Facility Managers Say Companies Are Taking Action to Increase Data Center Efficiency
It's called a "death spiral" — a self-reinforcing and ultimately destructive cycle of factors that drive costs ever higher. The term comes from the health insurance industry. As premium and out-of-pocket costs rise for a health insurance plan, the healthiest individuals leave. Costs climb, more members leave ... the spiral continues until the plan becomes unaffordable.
Something comparable to a death spiral has been driving up energy costs in data centers over the past decade. Increasingly powerful servers and other IT equipment have opened the door to more sophisticated software. Each generation of software offers companies a competitive advantage, making it more critical to have the newest upgrade, plus the latest and greatest hardware to support it. That hardware, meanwhile, has been getting both smaller and hotter. As a result, data centers have had to contend with more servers in the same amount of space, each server demanding more cooling than the unit it replaced. The result is an upward spiral of energy costs, which has risen to the point that top management in a growing number of organizations has taken note.

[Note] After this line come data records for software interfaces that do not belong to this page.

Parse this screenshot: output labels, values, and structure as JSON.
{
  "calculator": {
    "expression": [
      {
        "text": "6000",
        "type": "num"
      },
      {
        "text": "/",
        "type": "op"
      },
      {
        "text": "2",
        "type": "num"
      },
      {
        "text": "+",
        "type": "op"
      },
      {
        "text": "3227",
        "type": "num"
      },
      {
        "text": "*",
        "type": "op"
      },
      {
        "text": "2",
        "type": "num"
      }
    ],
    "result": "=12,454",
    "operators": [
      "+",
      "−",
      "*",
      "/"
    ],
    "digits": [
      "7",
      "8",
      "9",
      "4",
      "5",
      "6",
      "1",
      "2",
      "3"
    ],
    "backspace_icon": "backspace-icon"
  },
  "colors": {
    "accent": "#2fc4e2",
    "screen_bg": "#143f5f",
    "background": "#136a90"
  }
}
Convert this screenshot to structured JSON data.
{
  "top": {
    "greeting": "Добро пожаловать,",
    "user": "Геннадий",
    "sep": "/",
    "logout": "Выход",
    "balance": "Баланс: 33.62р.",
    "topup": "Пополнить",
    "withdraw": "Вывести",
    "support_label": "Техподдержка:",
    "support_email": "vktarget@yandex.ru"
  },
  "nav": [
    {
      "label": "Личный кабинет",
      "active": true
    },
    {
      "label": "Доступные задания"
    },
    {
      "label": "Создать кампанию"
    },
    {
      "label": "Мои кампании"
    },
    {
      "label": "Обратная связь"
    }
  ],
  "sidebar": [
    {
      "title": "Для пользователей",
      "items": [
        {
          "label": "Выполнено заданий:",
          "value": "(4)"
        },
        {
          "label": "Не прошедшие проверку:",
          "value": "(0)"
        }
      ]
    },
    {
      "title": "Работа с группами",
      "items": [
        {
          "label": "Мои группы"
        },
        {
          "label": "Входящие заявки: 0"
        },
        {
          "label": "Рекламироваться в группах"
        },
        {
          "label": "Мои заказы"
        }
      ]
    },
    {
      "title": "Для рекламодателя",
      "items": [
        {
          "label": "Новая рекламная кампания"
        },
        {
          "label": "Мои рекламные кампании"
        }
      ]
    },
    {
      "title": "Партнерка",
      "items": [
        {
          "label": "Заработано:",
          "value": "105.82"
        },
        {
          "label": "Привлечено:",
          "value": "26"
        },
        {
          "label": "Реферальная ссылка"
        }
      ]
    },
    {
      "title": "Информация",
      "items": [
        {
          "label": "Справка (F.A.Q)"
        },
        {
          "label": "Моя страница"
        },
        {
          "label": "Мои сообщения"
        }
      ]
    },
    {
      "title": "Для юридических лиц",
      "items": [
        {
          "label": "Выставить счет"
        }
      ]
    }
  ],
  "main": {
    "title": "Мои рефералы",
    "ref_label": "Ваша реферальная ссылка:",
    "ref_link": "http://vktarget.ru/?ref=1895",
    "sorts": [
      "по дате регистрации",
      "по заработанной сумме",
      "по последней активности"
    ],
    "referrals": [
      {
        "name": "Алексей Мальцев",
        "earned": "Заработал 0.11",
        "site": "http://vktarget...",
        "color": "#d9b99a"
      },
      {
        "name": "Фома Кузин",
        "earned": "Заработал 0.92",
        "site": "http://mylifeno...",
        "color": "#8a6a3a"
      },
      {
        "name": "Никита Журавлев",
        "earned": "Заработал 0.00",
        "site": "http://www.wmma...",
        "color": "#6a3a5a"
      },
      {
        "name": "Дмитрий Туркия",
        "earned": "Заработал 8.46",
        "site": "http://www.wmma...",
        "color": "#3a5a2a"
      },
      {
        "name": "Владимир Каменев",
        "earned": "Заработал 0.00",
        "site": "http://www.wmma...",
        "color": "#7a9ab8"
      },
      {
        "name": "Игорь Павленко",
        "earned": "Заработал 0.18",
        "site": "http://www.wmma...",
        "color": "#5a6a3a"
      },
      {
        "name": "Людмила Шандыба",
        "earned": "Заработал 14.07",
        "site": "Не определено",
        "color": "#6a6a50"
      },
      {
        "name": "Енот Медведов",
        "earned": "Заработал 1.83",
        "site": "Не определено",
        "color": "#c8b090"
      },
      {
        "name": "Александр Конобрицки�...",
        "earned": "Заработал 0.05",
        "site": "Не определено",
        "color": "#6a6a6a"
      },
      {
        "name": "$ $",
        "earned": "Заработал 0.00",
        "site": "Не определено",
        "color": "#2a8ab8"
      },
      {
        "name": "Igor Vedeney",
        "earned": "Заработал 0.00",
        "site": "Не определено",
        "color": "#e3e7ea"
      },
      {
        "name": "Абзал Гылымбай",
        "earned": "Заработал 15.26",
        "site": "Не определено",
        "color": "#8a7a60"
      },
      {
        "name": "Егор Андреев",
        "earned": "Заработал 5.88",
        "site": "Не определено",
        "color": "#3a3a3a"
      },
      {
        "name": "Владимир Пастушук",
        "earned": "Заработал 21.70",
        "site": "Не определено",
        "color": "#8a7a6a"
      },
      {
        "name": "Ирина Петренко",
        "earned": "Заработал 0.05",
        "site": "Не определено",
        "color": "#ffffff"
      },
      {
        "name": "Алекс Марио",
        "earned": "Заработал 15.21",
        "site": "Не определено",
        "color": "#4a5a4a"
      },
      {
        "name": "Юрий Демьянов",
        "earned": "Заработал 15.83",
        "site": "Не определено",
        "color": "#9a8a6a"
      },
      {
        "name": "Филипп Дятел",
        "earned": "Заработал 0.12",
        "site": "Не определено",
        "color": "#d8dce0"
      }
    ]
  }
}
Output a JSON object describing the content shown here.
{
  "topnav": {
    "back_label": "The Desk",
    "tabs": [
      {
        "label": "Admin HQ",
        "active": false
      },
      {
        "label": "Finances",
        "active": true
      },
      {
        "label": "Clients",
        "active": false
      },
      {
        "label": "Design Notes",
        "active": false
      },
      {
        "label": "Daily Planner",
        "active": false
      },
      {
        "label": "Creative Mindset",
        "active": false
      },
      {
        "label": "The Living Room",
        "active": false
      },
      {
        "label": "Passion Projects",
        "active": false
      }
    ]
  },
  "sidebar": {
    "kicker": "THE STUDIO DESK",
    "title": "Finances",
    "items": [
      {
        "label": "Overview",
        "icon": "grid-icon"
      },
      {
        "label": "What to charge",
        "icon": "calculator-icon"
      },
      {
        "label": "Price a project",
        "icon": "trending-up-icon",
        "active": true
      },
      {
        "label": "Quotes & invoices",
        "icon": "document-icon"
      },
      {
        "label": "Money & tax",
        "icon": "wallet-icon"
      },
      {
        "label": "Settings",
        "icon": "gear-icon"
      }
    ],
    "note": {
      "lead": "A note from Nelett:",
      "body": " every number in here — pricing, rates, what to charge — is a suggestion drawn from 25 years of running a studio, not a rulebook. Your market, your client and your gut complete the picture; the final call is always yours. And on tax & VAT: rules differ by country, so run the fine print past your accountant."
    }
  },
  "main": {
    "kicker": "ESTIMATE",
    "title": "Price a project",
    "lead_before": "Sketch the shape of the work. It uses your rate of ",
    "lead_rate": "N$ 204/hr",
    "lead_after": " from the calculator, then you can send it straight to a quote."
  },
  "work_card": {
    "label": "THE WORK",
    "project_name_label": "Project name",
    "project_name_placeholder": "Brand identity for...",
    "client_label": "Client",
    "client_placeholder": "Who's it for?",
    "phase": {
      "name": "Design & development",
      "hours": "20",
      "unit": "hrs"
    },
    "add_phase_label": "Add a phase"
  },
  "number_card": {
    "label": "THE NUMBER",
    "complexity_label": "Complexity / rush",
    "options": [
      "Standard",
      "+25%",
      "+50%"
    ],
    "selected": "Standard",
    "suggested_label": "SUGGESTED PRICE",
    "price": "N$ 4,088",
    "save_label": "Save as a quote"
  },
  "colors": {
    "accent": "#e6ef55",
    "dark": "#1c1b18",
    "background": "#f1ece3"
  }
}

In a survey of Building Operating Management readers about measures to control energy use in data centers, the results suggest that there has been a jump in the willingness of organizations to invest in data center energy efficiency.
What's more, our survey indicates the extent to which energy efficiency practices are being adopted, offering benchmarks that facility managers can use when planning to build new data centers or renovate existing ones.
Investing in Efficiency
Facility managers can talk all they want about the rising cost of energy consumed in data centers, but until top management starts paying attention there's little chance that a company is going to invest in efficiency. Our survey makes it clear that much of top management is focusing on energy use in data centers. Nearly half of respondents — 47 percent — described top management as very concerned about energy efficiency in data centers, while most of the other respondents — 42 percent — said top management was somewhat concerned.
It's worth noting that energy costs are only part of the picture. "It's also that people want to be perceived to be green," says R. Stephen Spinazzola, vice president, RTKL Associates. Companies are measuring their carbon footprints and finding out just how big an impact the data center has. "They have to do something in the data center if they want to be perceived as a good corporate citizen."
New Outlook on Payback
That environmental impact, combined with skyrocketing energy costs, has changed the way that many companies think about data center energy use. Spinazzola says that about half of his clients are now willing to look at longer payback periods than in the past. "We're looking at paybacks now in the five to seven year timeframe, instead of the traditional one to two," he says.
Our survey bears out the idea that companies are willing to make a bigger upfront investment to obtain better energy efficiency. For data centers now in design or under construction or renovation, energy savings were much more likely to justify paying a first-cost efficiency premium than was the case with data centers constructed or renovated in the past three years.
Thirty five percent of respondents said that energy savings justified spending more on efficiency for data centers completed in the last three years. By contrast, that number jumped to 60 percent for projects currently underway.
What's more, the number remained high — 58 percent — when facility managers looked ahead to data center construction or renovation projects anticipated for the next three years.
Our survey also shows that a variety of energy efficiency practices are becoming more widely adopted:
- Control temperature on supply air rather than return air
- Hot aisle/cold aisle
- VFDs and controls to enable part-load operation of the HVAC system
- Economizer cycle
- New ASHRAE temperature guidelines for data centers
In each case, respondents said, these measures will be used more widely in data centers now in design or construction than they were in data center projects completed in the past three years. And the same trend holds when those recently completed data centers are compared to existing data centers: Energy efficiency measures are more common in newer data centers than in the universe of existing data centers.
"The data center is evolving tremendously," says Mark Evanko, principal, Bruns-Pak. One reason is that the adoption of one energy efficiency measure can lead to the use of others. Current ASHRAE data center guidelines have raised the rack inlet temperature to 80 F. That opens the door to the use of air-side economizers. In one data center that Evanko is working on, the use of air-side economizers with a heat recovery wheel is projected to reduce not only energy costs, but also capital expenses, compared to the use of water-cooled chillers with water-side economizers. Capital costs fall because the higher mechanical equipment cost for the chiller option is offset by lower installation expenses and a smaller building footprint than with the other system.
It's worth noting that new design strategies have to be carefully thought through. The old ASHRAE guidelines called for lower rack inlet temperatures. If cooling was lost, the temperature would start climbing from 72 degrees, providing more time to get the HVAC system up and running before temperatures hit a level that would threaten the operation of IT equipment. "If you're starting at 80 (degrees), you get into the danger zone of overheating sooner," Evanko says. "You really have to understand your mechanical plant better, and you better be confident in it."